Religiously unaffiliated people, often referred to as “nones,” now make up the largest religious category in the U.S., according to a new report by the Pew Research Center.

Pew’s new report, released Jan. 24, shows that nones now account for 28% of the total U.S. population, outstripping the next largest group, Catholics, who make up 20%.

The recent data is consistent with a long-term trend of Americans rejecting religious affiliation in growing numbers, with the percentage nearly doubling from 16% in 2007.

The rise of the nones has resulted in not only lessened religious participation but also a decrease in civic engagement with nones being less likely to vote, do volunteer work, or have strong friend groups or community, according to Pew.

What is a ‘none’?

Although nones do not ascribe to a particular church or religious group and are much less likely to attend church services, not all are atheists. Only 17% of nones identify as atheist, while 20% describe themselves as agnostic. The majority of nones, 63%, simply identify themselves as “nothing in particular.”

Most nones, 69%, do still believe in God, though only 13% of them believe in God as described in the Bible. Additionally, 49% of nones say they are spiritual or that spirituality is very important to them.

On average, nones are younger than religious people with 69% being under the age of 50 versus only 45% of religiously affiliated people being under 50.

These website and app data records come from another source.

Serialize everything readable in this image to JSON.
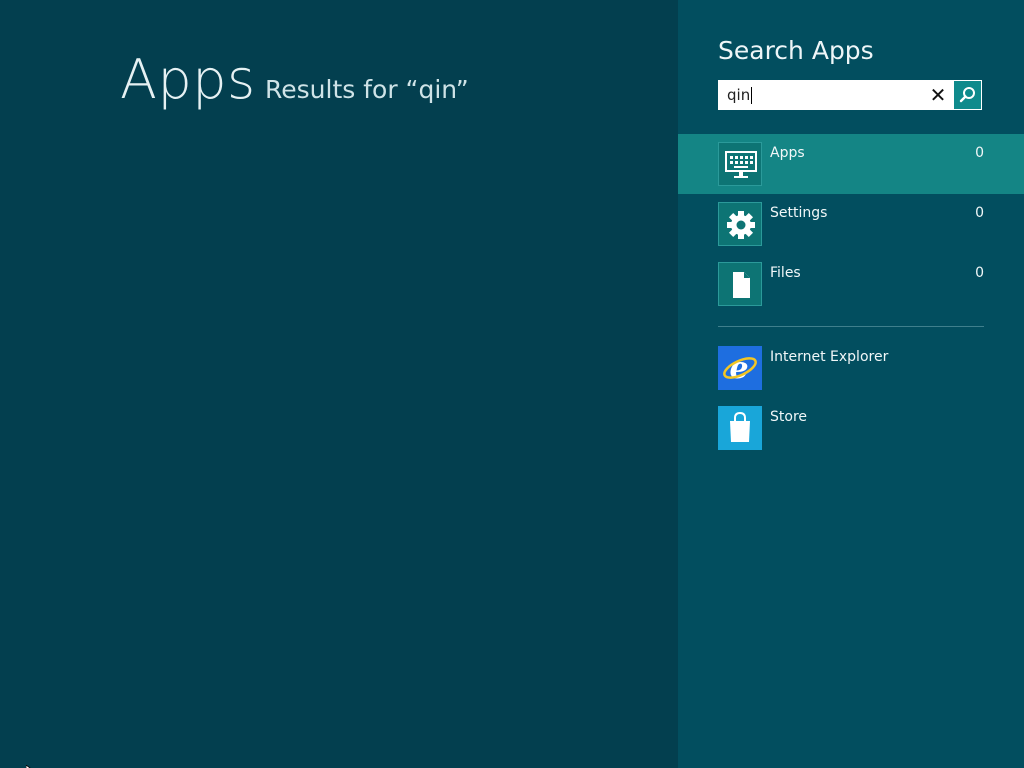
{
  "main": {
    "title": "Apps",
    "results_for": "Results for “qin”"
  },
  "search_pane": {
    "title": "Search Apps",
    "query": "qin",
    "clear_icon": "close-icon",
    "search_icon": "search-icon",
    "categories": [
      {
        "label": "Apps",
        "count": "0",
        "icon": "keyboard-monitor-icon",
        "selected": true
      },
      {
        "label": "Settings",
        "count": "0",
        "icon": "gear-icon",
        "selected": false
      },
      {
        "label": "Files",
        "count": "0",
        "icon": "file-icon",
        "selected": false
      }
    ],
    "apps": [
      {
        "label": "Internet Explorer",
        "icon": "internet-explorer-icon",
        "color": "#1e6ee0"
      },
      {
        "label": "Store",
        "icon": "store-bag-icon",
        "color": "#19a6d9"
      }
    ]
  },
  "colors": {
    "background": "#033f4f",
    "pane": "#024e5f",
    "selected": "#148585",
    "accent": "#0f8a8c"
  }
}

While atheists and agnostics tend to have attained higher levels of education than religious people, persons in the “nothing in particular” category tend to have less education, with 27% having graduated college compared with 34% of religiously-affiliated people having completed college.

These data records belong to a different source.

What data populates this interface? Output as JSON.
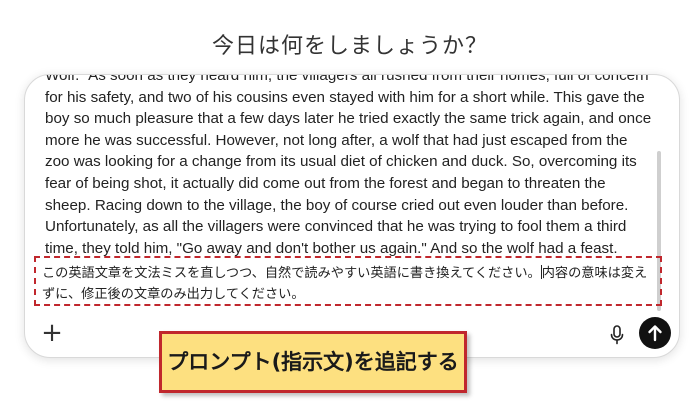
{
  "heading": "今日は何をしましょうか？",
  "composer": {
    "english_text": "Wolf.\" As soon as they heard him, the villagers all rushed from their homes, full of concern for his safety, and two of his cousins even stayed with him for a short while. This gave the boy so much pleasure that a few days later he tried exactly the same trick again, and once more he was successful. However, not long after, a wolf that had just escaped from the zoo was looking for a change from its usual diet of chicken and duck. So, overcoming its fear of being shot, it actually did come out from the forest and began to threaten the sheep. Racing down to the village, the boy of course cried out even louder than before. Unfortunately, as all the villagers were convinced that he was trying to fool them a third time, they told him, \"Go away and don't bother us again.\" And so the wolf had a feast.",
    "prompt_part1": "この英語文章を文法ミスを直しつつ、自然で読みやすい英語に書き換えてください。",
    "prompt_part2": "内容の意味は変えずに、修正後の文章のみ出力してください。",
    "plus_label": "+",
    "icons": {
      "plus": "plus-icon",
      "mic": "microphone-icon",
      "send": "arrow-up-icon"
    }
  },
  "callout": "プロンプト(指示文)を追記する",
  "colors": {
    "highlight_border": "#c0272d",
    "callout_fill": "#fde080",
    "send_button": "#111111"
  }
}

Most nones, 67%, cite disbelief and skepticism as their reason for not ascribing to a religion, according to Pew.

Just over half, 55%, say they are not religious because they don’t like religious organizations or have had bad experiences with religious people, while 44% say they don’t need religion or don’t have time for it.

What do they believe?

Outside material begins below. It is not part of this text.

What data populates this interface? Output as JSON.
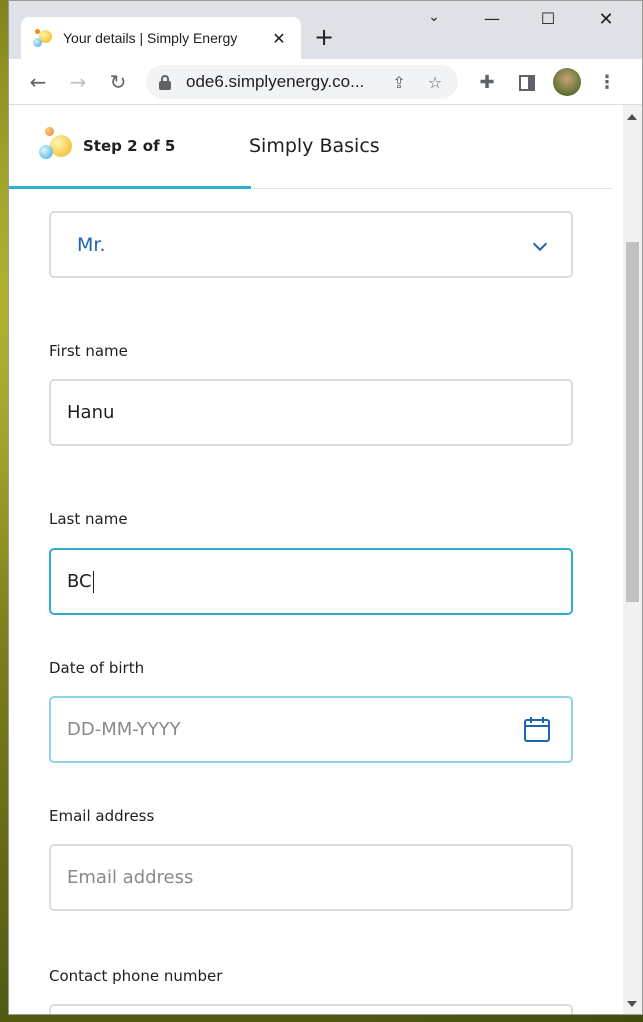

Nearly half of nones, 43%, believe that organized religion does more harm than good while over half, 56%, believe that science does more good than harm.

Even still, nones still show a great openness toward belief in the spiritual realm. Fifty-six percent of nones believe that there are limits to science and that there are some things science cannot explain. That is coupled with the fact that half of them say spirituality is very important to them and that many believe that animals and parts of nature, such as mountains and trees, have “spirits or spiritual energies.”

Most nones, 83%, say that the “desire to avoid hurting people” guides their morality, while 82% say that logic and reason also guide their moral compass.

Despite this, nones are significantly less likely to do volunteer work, with 17% saying they volunteered in the last year versus 27% of religious people saying they recently volunteered.

Nones are also significantly less likely to vote, with 39% of nones saying they participated in the 2022 election versus 51% of religious Americans.

Pew also says the nones are typically “less satisfied with their local communities and less satisfied with their social lives.”

What does this mean for the country and the Church?

Michael Pakaluk, a social research and business professor at the Catholic University of America, told CNA that Pew’s report “just touched the surface” on the impact the nones’ rise will have on society and that it “will not be good.”

He pointed to the fact that nones are “less engaged in their communities and in the project of appropriating civilization and passing it on” as especially worrisome.

“The popes have taught throughout the last century, ‘when we lose sight of the Creator we lose sight of the creature as well,’” he said.

Pakaluk said he believes the steady rise of people being religiously unaffiliated is a “direct consequence” of two things: “secularized education (including weak religious education at most religiously affiliated colleges and universities); and the trauma and poor example of divorce.”

Despite the dangers, Pakaluk said that this is a great time for evangelization.

“The fields are there and are ripe for the harvest,” he asserted. “People recognize that atheism is its own form of religion. It’s harsh and unattractive. Agnosticism was never widespread and has always been limited mainly to educated classes. If someone says, ‘nothing in particular,’ then in my view they are right back where the Church started, among pagan nations, and that is great for us, for evangelization.”

“We must pray fervently, on a daily basis, with an apostolic yearning to reach souls,” he went on. “Why? Because we want to share the joy that comes of knowing Christ, and we recognize that all of us need grace to live well.”

Religious education vital

Most nones in the U.S. were raised Christian yet now feel disconnected from religious institutions, according to Pew. In light of this, Pakaluk said that solid religious education is vital to reversing the trend.

“We need to be prudent about religious education, which must be simple, straightforward, and concrete,” he said.

Offering some practical tips for parents educating their children in the Catholic faith, Pakaluk said that “memorization is very important: sacraments, commandments, doctrines, Bible verses.”

“All effective catechisms have had a simple Q&A form, for recitation and memorization,” he said, adding that “the lives of saints and the drama of the history of the Church should have a central place.”

Scripture, too, Pakaluk said, must play a central role in Catholics educating their children.

“Ignorance of Scripture is ignorance of Christ,” he said. “Catholics must know the Bible as well as the most devoted fundamentalist Protestants have known the Bible.”

When it comes to higher education, Pakaluk said that “Catholic parents should think twice, or three times, before they send their children to any colleges except faithful, vibrant, Catholic colleges.”